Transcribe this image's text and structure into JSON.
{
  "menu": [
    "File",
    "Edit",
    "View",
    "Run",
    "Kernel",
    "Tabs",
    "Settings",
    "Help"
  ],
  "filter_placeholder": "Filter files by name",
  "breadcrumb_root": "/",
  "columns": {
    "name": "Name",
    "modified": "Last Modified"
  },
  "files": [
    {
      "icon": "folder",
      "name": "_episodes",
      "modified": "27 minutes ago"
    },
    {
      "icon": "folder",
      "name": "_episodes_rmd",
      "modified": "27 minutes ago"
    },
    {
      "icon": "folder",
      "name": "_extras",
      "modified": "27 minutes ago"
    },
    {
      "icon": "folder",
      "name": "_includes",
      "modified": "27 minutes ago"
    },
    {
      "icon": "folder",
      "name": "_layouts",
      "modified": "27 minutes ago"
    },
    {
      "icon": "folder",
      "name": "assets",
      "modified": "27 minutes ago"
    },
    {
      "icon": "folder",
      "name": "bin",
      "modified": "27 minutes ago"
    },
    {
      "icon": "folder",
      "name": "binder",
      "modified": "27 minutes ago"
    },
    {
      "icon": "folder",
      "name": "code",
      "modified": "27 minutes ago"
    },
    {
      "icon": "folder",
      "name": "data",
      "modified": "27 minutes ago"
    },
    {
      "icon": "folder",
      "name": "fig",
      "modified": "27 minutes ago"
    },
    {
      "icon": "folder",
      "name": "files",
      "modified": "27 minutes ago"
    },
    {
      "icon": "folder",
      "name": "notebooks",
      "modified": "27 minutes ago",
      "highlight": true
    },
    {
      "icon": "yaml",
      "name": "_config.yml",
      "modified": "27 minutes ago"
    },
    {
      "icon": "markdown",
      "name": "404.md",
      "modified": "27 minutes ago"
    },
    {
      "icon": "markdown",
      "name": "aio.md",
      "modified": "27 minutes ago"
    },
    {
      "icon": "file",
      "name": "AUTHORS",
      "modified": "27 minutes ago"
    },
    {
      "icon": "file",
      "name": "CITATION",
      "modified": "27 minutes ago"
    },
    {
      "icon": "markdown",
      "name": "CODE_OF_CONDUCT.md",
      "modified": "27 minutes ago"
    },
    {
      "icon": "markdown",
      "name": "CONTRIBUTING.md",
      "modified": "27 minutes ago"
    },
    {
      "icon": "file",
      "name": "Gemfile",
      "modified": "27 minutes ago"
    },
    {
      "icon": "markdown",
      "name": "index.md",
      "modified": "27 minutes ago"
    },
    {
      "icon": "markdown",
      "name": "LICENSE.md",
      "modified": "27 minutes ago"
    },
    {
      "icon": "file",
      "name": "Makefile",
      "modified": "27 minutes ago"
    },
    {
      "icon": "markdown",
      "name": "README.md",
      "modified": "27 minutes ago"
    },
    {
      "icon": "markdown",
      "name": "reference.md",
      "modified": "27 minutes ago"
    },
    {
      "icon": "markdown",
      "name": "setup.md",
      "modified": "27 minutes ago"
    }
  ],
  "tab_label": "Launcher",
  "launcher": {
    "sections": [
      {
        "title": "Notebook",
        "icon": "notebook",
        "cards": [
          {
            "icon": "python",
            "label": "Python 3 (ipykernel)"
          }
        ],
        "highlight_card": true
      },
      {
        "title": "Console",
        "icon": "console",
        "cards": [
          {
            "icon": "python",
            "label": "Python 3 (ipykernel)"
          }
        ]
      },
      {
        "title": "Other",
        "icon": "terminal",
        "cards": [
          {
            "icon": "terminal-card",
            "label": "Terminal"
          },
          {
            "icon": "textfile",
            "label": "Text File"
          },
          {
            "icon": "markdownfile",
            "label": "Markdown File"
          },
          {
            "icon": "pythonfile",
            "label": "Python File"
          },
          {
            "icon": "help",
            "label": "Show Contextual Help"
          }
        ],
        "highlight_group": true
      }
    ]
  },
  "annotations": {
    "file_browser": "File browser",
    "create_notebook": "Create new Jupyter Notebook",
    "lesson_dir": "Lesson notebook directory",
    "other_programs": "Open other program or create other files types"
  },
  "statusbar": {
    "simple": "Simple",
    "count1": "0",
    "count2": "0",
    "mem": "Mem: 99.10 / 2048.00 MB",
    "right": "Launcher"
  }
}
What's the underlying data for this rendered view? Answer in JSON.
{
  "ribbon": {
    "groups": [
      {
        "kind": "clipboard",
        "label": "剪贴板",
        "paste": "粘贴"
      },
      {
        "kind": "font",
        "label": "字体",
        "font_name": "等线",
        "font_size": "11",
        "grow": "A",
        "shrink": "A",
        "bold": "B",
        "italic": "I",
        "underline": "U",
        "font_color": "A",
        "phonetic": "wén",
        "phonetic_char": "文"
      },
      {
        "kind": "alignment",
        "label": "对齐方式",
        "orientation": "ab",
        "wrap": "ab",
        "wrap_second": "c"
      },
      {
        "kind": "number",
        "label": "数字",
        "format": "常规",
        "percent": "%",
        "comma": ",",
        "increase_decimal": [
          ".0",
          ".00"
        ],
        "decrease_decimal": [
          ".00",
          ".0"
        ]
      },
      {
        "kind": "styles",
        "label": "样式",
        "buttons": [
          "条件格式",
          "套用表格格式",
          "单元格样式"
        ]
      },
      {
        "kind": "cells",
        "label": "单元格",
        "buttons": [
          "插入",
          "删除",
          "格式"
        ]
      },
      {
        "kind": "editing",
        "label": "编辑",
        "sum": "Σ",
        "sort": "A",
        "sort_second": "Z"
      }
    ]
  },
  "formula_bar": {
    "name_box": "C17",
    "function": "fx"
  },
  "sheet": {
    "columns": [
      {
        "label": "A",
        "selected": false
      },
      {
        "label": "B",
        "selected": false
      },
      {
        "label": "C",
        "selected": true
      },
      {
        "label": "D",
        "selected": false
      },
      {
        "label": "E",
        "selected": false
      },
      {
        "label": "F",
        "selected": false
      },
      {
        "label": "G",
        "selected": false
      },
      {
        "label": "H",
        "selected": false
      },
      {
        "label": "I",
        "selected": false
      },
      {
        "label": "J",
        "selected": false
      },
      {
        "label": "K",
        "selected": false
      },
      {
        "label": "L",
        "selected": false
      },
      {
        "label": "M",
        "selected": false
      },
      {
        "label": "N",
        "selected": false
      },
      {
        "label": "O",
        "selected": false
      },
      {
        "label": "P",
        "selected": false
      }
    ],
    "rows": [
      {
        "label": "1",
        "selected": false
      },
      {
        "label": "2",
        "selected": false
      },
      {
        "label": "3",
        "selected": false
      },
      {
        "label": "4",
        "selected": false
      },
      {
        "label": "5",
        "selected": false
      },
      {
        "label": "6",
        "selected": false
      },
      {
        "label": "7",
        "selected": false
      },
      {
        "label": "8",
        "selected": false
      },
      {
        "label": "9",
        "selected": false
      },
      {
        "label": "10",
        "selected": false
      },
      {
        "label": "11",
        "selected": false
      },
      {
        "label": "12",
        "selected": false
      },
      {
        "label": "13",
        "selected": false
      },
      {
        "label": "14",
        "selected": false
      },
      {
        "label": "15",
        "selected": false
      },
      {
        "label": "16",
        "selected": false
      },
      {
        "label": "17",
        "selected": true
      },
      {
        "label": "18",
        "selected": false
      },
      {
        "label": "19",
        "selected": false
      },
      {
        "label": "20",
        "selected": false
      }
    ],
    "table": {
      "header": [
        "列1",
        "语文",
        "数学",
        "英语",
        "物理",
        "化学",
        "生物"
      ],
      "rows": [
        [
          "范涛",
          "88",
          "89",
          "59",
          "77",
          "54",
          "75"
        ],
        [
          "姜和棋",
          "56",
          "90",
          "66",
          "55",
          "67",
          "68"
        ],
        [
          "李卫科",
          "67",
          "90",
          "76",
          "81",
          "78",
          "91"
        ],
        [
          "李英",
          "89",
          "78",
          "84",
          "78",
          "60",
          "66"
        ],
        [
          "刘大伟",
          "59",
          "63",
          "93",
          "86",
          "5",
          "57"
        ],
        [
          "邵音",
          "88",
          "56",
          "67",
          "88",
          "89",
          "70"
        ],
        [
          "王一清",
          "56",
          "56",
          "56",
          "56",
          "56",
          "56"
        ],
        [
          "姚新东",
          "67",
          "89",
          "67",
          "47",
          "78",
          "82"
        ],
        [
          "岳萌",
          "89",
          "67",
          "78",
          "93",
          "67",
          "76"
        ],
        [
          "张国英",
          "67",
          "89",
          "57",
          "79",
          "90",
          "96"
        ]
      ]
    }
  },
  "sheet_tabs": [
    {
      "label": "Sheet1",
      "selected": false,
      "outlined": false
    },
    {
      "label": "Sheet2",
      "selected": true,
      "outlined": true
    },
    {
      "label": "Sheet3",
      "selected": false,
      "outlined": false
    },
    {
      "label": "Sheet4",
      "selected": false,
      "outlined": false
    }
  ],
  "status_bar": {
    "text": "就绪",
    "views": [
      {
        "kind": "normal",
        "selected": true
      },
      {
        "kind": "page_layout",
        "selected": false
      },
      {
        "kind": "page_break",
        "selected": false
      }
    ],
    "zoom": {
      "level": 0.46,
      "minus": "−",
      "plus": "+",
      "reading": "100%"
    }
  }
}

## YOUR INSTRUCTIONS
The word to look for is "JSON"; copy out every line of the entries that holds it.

## SOLVED EXERCISE
Transcribe this image's text and structure into JSON.
What's the underlying data for this rendered view? Answer in JSON.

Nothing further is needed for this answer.